- [ASSIGNMENT] The data should be printed again, exactly.

___ RECORDS TO PROCESS ___

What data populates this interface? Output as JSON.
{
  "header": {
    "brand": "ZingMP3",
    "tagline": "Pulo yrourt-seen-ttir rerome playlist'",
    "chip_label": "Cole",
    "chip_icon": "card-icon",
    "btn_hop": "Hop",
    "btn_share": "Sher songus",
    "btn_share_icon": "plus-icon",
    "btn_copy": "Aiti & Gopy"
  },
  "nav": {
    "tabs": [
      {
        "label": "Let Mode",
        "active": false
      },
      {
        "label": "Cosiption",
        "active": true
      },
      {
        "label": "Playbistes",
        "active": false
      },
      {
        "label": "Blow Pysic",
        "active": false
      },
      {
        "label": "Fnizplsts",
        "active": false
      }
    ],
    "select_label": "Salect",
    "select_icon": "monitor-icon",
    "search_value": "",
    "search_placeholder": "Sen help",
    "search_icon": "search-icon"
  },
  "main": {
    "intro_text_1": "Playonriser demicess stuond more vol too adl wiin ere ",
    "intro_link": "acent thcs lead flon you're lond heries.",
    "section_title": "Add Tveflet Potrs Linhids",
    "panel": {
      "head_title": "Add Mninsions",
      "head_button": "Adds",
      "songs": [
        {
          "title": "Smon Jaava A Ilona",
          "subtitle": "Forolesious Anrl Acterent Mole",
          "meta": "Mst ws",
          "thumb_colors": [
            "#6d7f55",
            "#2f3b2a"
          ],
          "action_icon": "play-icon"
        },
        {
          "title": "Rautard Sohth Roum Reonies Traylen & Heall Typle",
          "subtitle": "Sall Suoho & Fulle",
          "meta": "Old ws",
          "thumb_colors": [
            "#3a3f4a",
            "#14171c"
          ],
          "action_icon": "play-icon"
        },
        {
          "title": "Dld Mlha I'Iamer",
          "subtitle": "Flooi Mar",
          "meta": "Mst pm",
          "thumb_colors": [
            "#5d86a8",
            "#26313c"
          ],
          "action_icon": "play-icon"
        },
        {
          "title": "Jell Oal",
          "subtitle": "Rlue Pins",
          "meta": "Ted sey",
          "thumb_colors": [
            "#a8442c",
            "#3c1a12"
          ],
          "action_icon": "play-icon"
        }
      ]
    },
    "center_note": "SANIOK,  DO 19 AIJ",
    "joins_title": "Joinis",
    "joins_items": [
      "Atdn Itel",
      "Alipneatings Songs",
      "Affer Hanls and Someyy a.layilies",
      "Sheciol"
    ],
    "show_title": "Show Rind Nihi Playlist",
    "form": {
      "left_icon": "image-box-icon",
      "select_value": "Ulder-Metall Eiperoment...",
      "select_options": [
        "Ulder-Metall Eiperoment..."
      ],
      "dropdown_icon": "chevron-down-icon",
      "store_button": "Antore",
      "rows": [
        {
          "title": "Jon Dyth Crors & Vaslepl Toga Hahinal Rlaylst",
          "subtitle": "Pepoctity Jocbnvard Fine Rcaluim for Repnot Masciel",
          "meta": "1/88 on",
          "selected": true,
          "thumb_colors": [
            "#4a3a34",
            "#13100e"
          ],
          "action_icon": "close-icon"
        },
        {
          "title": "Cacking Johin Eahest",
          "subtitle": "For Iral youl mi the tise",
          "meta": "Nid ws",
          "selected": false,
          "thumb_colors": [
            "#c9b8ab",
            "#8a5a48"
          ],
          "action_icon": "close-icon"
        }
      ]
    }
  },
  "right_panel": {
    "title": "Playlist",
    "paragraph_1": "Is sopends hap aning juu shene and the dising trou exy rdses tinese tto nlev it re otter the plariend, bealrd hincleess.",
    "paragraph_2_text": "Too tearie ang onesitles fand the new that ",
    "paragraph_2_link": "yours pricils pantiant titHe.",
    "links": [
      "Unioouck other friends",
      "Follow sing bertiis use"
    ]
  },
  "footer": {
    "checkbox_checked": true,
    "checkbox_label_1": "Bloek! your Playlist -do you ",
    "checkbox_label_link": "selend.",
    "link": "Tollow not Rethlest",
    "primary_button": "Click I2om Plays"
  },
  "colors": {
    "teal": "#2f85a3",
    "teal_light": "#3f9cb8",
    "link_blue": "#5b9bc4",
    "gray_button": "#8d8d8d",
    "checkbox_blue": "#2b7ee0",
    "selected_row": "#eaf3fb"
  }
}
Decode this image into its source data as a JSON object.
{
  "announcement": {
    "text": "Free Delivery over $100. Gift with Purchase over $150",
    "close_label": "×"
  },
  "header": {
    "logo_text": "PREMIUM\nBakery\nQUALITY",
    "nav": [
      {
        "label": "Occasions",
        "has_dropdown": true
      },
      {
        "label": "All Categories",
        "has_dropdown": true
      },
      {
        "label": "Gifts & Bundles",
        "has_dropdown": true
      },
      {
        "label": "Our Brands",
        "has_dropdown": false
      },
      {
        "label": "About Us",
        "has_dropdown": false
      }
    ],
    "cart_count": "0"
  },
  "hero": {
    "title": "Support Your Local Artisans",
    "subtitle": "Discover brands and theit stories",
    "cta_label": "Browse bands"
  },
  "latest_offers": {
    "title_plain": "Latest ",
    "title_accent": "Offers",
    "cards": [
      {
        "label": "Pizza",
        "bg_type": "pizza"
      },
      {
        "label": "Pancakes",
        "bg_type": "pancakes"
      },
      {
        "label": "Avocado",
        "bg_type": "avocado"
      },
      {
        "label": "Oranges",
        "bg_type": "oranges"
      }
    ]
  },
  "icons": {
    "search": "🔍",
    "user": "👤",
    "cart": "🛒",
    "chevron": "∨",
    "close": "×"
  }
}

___

- [SOLUTION TO THIS EXERCISE]
What data populates this interface? Output as JSON.
{
  "header": {
    "brand": "ZingMP3",
    "tagline": "Pulo yrourt-seen-ttir rerome playlist'",
    "chip_label": "Cole",
    "chip_icon": "card-icon",
    "btn_hop": "Hop",
    "btn_share": "Sher songus",
    "btn_share_icon": "plus-icon",
    "btn_copy": "Aiti & Gopy"
  },
  "nav": {
    "tabs": [
      {
        "label": "Let Mode",
        "active": false
      },
      {
        "label": "Cosiption",
        "active": true
      },
      {
        "label": "Playbistes",
        "active": false
      },
      {
        "label": "Blow Pysic",
        "active": false
      },
      {
        "label": "Fnizplsts",
        "active": false
      }
    ],
    "select_label": "Salect",
    "select_icon": "monitor-icon",
    "search_value": "",
    "search_placeholder": "Sen help",
    "search_icon": "search-icon"
  },
  "main": {
    "intro_text_1": "Playonriser demicess stuond more vol too adl wiin ere ",
    "intro_link": "acent thcs lead flon you're lond heries.",
    "section_title": "Add Tveflet Potrs Linhids",
    "panel": {
      "head_title": "Add Mninsions",
      "head_button": "Adds",
      "songs": [
        {
          "title": "Smon Jaava A Ilona",
          "subtitle": "Forolesious Anrl Acterent Mole",
          "meta": "Mst ws",
          "thumb_colors": [
            "#6d7f55",
            "#2f3b2a"
          ],
          "action_icon": "play-icon"
        },
        {
          "title": "Rautard Sohth Roum Reonies Traylen & Heall Typle",
          "subtitle": "Sall Suoho & Fulle",
          "meta": "Old ws",
          "thumb_colors": [
            "#3a3f4a",
            "#14171c"
          ],
          "action_icon": "play-icon"
        },
        {
          "title": "Dld Mlha I'Iamer",
          "subtitle": "Flooi Mar",
          "meta": "Mst pm",
          "thumb_colors": [
            "#5d86a8",
            "#26313c"
          ],
          "action_icon": "play-icon"
        },
        {
          "title": "Jell Oal",
          "subtitle": "Rlue Pins",
          "meta": "Ted sey",
          "thumb_colors": [
            "#a8442c",
            "#3c1a12"
          ],
          "action_icon": "play-icon"
        }
      ]
    },
    "center_note": "SANIOK,  DO 19 AIJ",
    "joins_title": "Joinis",
    "joins_items": [
      "Atdn Itel",
      "Alipneatings Songs",
      "Affer Hanls and Someyy a.layilies",
      "Sheciol"
    ],
    "show_title": "Show Rind Nihi Playlist",
    "form": {
      "left_icon": "image-box-icon",
      "select_value": "Ulder-Metall Eiperoment...",
      "select_options": [
        "Ulder-Metall Eiperoment..."
      ],
      "dropdown_icon": "chevron-down-icon",
      "store_button": "Antore",
      "rows": [
        {
          "title": "Jon Dyth Crors & Vaslepl Toga Hahinal Rlaylst",
          "subtitle": "Pepoctity Jocbnvard Fine Rcaluim for Repnot Masciel",
          "meta": "1/88 on",
          "selected": true,
          "thumb_colors": [
            "#4a3a34",
            "#13100e"
          ],
          "action_icon": "close-icon"
        },
        {
          "title": "Cacking Johin Eahest",
          "subtitle": "For Iral youl mi the tise",
          "meta": "Nid ws",
          "selected": false,
          "thumb_colors": [
            "#c9b8ab",
            "#8a5a48"
          ],
          "action_icon": "close-icon"
        }
      ]
    }
  },
  "right_panel": {
    "title": "Playlist",
    "paragraph_1": "Is sopends hap aning juu shene and the dising trou exy rdses tinese tto nlev it re otter the plariend, bealrd hincleess.",
    "paragraph_2_text": "Too tearie ang onesitles fand the new that ",
    "paragraph_2_link": "yours pricils pantiant titHe.",
    "links": [
      "Unioouck other friends",
      "Follow sing bertiis use"
    ]
  },
  "footer": {
    "checkbox_checked": true,
    "checkbox_label_1": "Bloek! your Playlist -do you ",
    "checkbox_label_link": "selend.",
    "link": "Tollow not Rethlest",
    "primary_button": "Click I2om Plays"
  },
  "colors": {
    "teal": "#2f85a3",
    "teal_light": "#3f9cb8",
    "link_blue": "#5b9bc4",
    "gray_button": "#8d8d8d",
    "checkbox_blue": "#2b7ee0",
    "selected_row": "#eaf3fb"
  }
}
Decode this image into its source data as a JSON object.
{
  "announcement": {
    "text": "Free Delivery over $100. Gift with Purchase over $150",
    "close_label": "×"
  },
  "header": {
    "logo_text": "PREMIUM\nBakery\nQUALITY",
    "nav": [
      {
        "label": "Occasions",
        "has_dropdown": true
      },
      {
        "label": "All Categories",
        "has_dropdown": true
      },
      {
        "label": "Gifts & Bundles",
        "has_dropdown": true
      },
      {
        "label": "Our Brands",
        "has_dropdown": false
      },
      {
        "label": "About Us",
        "has_dropdown": false
      }
    ],
    "cart_count": "0"
  },
  "hero": {
    "title": "Support Your Local Artisans",
    "subtitle": "Discover brands and theit stories",
    "cta_label": "Browse bands"
  },
  "latest_offers": {
    "title_plain": "Latest ",
    "title_accent": "Offers",
    "cards": [
      {
        "label": "Pizza",
        "bg_type": "pizza"
      },
      {
        "label": "Pancakes",
        "bg_type": "pancakes"
      },
      {
        "label": "Avocado",
        "bg_type": "avocado"
      },
      {
        "label": "Oranges",
        "bg_type": "oranges"
      }
    ]
  },
  "icons": {
    "search": "🔍",
    "user": "👤",
    "cart": "🛒",
    "chevron": "∨",
    "close": "×"
  }
}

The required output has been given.